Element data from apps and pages
▬▬▬▬▬▬▬▬▬▬
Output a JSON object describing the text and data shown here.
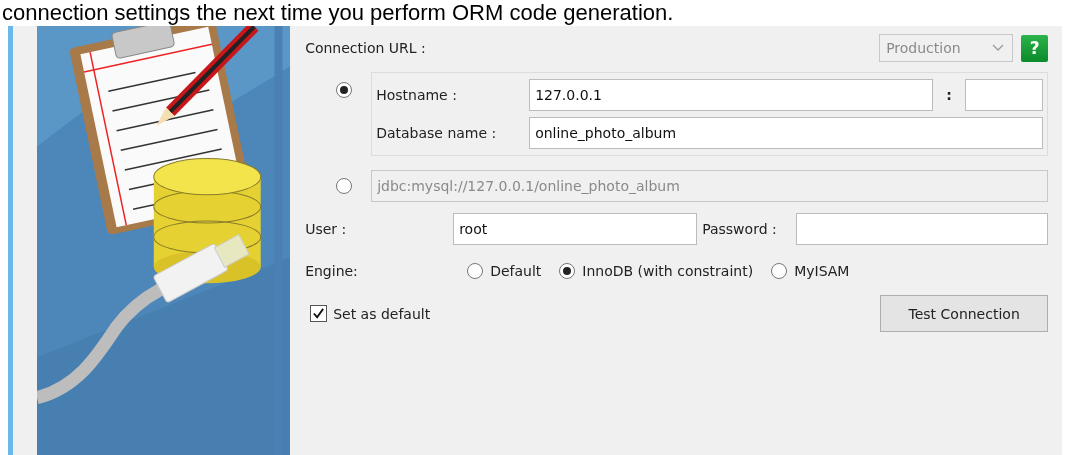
{
  "intro_text": "connection settings the next time you perform ORM code generation.",
  "connection_url": {
    "label": "Connection URL :",
    "environment": "Production",
    "help": "?"
  },
  "hostname_mode": {
    "selected": true,
    "hostname_label": "Hostname :",
    "hostname": "127.0.0.1",
    "port_separator": ":",
    "database_label": "Database name :",
    "database": "online_photo_album"
  },
  "url_mode": {
    "selected": false,
    "disabled": true,
    "url": "jdbc:mysql://127.0.0.1/online_photo_album"
  },
  "user": {
    "label": "User :",
    "value": "root"
  },
  "password": {
    "label": "Password :"
  },
  "engine": {
    "label": "Engine:",
    "options": [
      {
        "label": "Default",
        "selected": false
      },
      {
        "label": "InnoDB (with constraint)",
        "selected": true
      },
      {
        "label": "MyISAM",
        "selected": false
      }
    ]
  },
  "set_as_default": {
    "label": "Set as default",
    "checked": true
  },
  "test_button": "Test Connection"
}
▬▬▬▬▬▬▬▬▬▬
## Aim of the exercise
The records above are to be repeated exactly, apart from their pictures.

## Response to this task
Output a JSON object describing the text and data shown here.
{
  "intro_text": "connection settings the next time you perform ORM code generation.",
  "connection_url": {
    "label": "Connection URL :",
    "environment": "Production",
    "help": "?"
  },
  "hostname_mode": {
    "selected": true,
    "hostname_label": "Hostname :",
    "hostname": "127.0.0.1",
    "port_separator": ":",
    "database_label": "Database name :",
    "database": "online_photo_album"
  },
  "url_mode": {
    "selected": false,
    "disabled": true,
    "url": "jdbc:mysql://127.0.0.1/online_photo_album"
  },
  "user": {
    "label": "User :",
    "value": "root"
  },
  "password": {
    "label": "Password :"
  },
  "engine": {
    "label": "Engine:",
    "options": [
      {
        "label": "Default",
        "selected": false
      },
      {
        "label": "InnoDB (with constraint)",
        "selected": true
      },
      {
        "label": "MyISAM",
        "selected": false
      }
    ]
  },
  "set_as_default": {
    "label": "Set as default",
    "checked": true
  },
  "test_button": "Test Connection"
}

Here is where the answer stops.